So it is at the Glendale High School music department, which received about $20,000 in new instruments and maintenance last month from the Mr. Holland’s Opus Foundation.
“They are amazing,” music teacher Amy Rangel said. “Without this grant we would not be able to afford to have these brand-new instruments.”
The Studio City-based foundation, inspired by the 1995 film “Mr. Holland’s Opus” about a school orchestra director, supports music education by donating instruments to underfunded programs. At Glendale High School, the batch included two trombones, three saxophones, two cellos, a baritone and an electric guitar.
The grant also included cash for instrument repairs, Rangel said.
Several of the instruments were in use Monday morning as the symphonic orchestra rehearsed George Gershwin’s “Rhapsody in Blue,” which the student musicians will perform at a festival in San Francisco next week.
First cello Daniel Kim, 16, was among those to be loaned a new instrument. He said his previous cello was in terrible condition.
“I was really happy about it because the old cello was really difficult to play on,” Daniel said.

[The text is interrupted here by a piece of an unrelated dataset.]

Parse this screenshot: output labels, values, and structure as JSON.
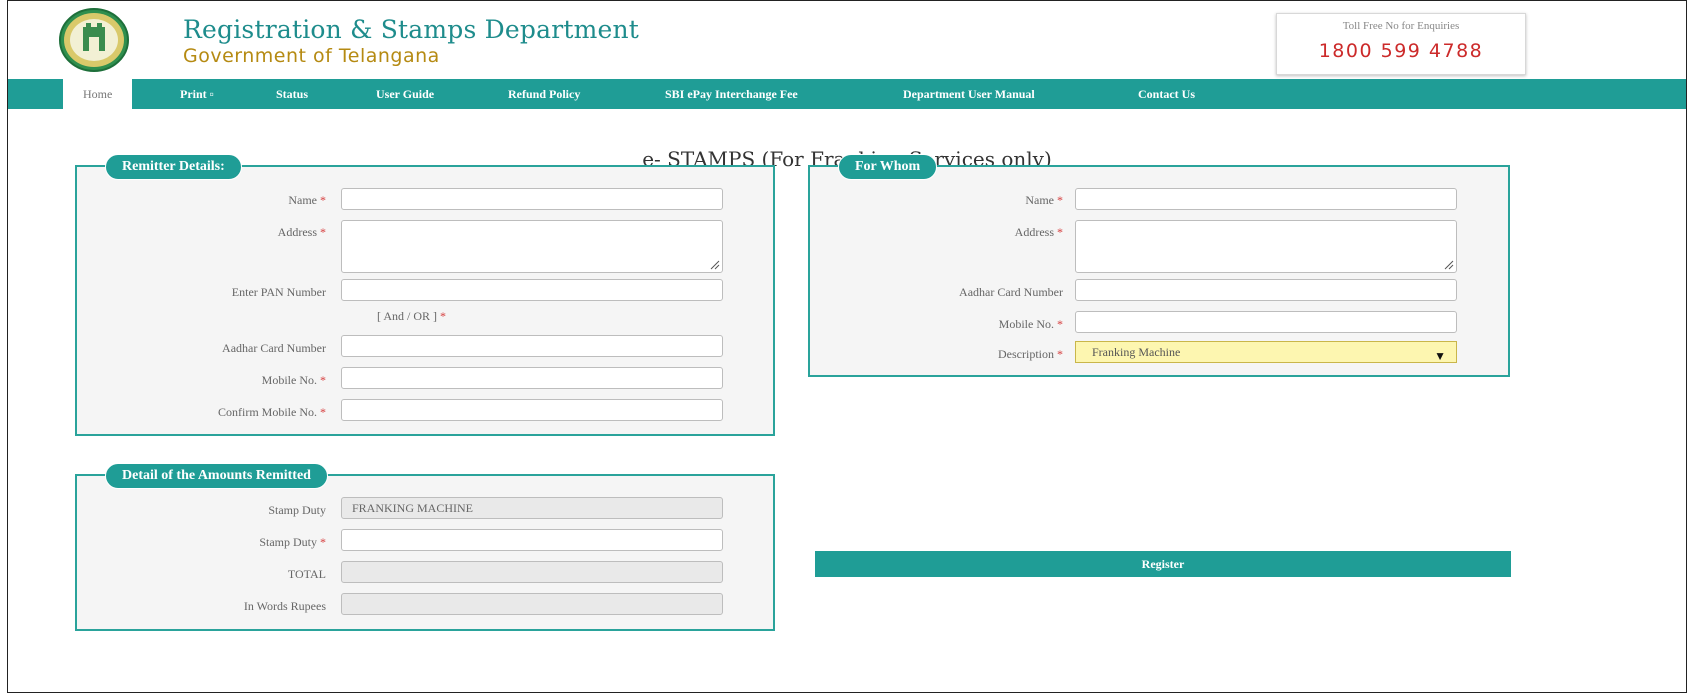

The grant from the Mr. Holland’s Opus Foundation came at a critical moment, Rangel said. For the first time this year, she and her colleagues up and down the state were not permitted to charge students fees for instrument rentals or repairs after the American Civil Liberties Union of Southern California sued the state alleging that such fees are against the law.
Roughly 300 students participate in the music program at Glendale High School, Rangel said, more than half of whom borrow school-owned instruments. Previously, she charged a $75 annual fee. This year, she asked for a donation, but less than a dozen students contributed.
“We ask for donations, but basically we have to fund-raise to keep the instruments in repair and to replace any,” Rangel said. “[It] is very rare that we can afford to replace any,”
Securing the foundation grant included multiple application steps that included a site visit. But Rangel said the work was worth seeing some of the program’s oldest instruments replaced.
“They have been used by kids two or three times a day for a decade or so,” Rangel said.